The super welterweight died Wednesday surrounded by friends and family, four days after being knocked out by Charles Conwell during a USBA title bout in Chicago. He was 27.REAL LIFE. REAL NEWS. REAL VOICES.Help us tell more of the stories that matter from voices that too often remain unheard.Subscribe Now

Day’s promoter, Lou DiBella, made the solemn announcement on his company’s website, praising the athlete as a “beacon of light.”

Day had already been knocked down twice in the fight before undefeated defending champion Conwell, a 2016 Olympian, hit him with several punches to knock him out in the 10th round. Day suffered seizures on the way to the hospital and lapsed into a coma.

He is at least the third professional boxer to die from head injuries sustained in the ring this year, The New York Times noted.

Patrick Day, left, lands a punch in the fatal bout against Charles Conwell on Saturday.
Patrick Day, left, lands a punch in the fatal bout against Charles Conwell on Saturday.

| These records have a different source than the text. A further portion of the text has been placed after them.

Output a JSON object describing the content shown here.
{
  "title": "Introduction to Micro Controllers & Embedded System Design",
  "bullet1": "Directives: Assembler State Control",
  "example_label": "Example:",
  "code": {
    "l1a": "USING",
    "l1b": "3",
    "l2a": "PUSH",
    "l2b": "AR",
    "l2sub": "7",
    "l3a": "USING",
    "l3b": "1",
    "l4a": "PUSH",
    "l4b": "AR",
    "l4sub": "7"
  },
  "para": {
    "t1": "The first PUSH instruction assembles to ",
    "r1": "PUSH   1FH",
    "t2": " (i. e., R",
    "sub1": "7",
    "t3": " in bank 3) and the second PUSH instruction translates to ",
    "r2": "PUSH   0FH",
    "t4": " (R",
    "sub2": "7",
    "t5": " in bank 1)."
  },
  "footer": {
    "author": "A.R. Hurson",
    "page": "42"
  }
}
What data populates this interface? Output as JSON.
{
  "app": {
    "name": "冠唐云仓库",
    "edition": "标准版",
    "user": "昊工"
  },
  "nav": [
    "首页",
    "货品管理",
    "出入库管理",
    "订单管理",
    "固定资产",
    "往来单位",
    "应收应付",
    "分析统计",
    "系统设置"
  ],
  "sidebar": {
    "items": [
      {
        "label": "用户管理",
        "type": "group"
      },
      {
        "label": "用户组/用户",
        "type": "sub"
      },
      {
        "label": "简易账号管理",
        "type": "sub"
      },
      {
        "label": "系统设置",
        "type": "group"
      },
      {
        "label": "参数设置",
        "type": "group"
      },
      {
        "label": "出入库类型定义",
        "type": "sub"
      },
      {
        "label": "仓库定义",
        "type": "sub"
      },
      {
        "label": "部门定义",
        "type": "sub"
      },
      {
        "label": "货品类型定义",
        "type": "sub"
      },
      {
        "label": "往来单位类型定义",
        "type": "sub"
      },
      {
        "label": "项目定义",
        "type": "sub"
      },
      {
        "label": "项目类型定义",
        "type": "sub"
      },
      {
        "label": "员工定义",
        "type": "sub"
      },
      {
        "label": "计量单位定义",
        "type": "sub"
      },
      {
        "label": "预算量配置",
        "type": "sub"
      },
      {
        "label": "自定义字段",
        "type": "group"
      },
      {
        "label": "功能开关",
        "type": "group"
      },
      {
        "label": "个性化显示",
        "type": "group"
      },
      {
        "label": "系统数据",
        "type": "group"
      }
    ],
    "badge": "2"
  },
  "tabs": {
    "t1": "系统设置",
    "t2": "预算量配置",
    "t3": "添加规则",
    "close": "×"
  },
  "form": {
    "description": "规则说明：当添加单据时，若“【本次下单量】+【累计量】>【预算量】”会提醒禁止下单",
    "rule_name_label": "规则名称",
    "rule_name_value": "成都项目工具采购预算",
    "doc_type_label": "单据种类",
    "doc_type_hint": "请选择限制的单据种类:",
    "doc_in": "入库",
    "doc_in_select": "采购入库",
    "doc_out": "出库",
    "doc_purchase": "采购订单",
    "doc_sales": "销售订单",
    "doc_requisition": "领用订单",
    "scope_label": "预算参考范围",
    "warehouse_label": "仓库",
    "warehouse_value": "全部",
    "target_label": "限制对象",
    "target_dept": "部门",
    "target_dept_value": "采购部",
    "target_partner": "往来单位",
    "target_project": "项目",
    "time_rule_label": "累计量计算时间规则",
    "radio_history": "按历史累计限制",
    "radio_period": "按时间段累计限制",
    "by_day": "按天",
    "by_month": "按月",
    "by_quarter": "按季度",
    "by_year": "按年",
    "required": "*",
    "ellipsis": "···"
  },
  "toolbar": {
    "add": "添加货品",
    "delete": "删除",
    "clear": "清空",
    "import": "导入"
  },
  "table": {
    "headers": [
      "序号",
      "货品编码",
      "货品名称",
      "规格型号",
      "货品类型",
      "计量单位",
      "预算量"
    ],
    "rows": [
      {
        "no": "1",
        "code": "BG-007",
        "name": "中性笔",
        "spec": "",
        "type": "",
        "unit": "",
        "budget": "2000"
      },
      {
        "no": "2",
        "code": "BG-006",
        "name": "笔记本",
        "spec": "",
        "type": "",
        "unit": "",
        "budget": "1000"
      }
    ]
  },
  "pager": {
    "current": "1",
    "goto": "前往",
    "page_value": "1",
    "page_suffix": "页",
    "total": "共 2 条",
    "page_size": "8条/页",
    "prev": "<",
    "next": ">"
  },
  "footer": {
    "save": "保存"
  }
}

“All I ever wanted to do was win,” a guilt-wracked Conwell wrote earlier this week on Instagram in a letter to Day. “If I could take it all back I would.” Conwell said he thought about quitting boxing, “but I know that’s not what you would want.”

Day, from Freeport, New York, won the New York Golden Gloves tournament and became an alternate for the 2012 Olympic team. He turned pro in 2013, and captured the WBC Continental Americas Championship in 2017 and the IBF Intercontinental Championship in 2019.

“He was an exceptional good man who was outstandingly passionate about boxing,” the World Boxing Council wrote on Twitter.

He had a record of 17-4-1, with six knockouts.

Day, the youngest of four brothers, was born to Haitian immigrant parents. His dad was an OB-GYN in Brooklyn, New York, and his mother a United Nations translator, ESPN reported. Day held a bachelor’s degree.

“Patrick Day didn’t need to box,” DiBella wrote. “He chose to box, knowing the inherent risks that every fighter faces when he or she walks into a boxing ring. Boxing is what Pat loved to do. It’s how he inspired people and it was something that made him feel alive.”

Tributes poured in from the boxing community and elsewhere.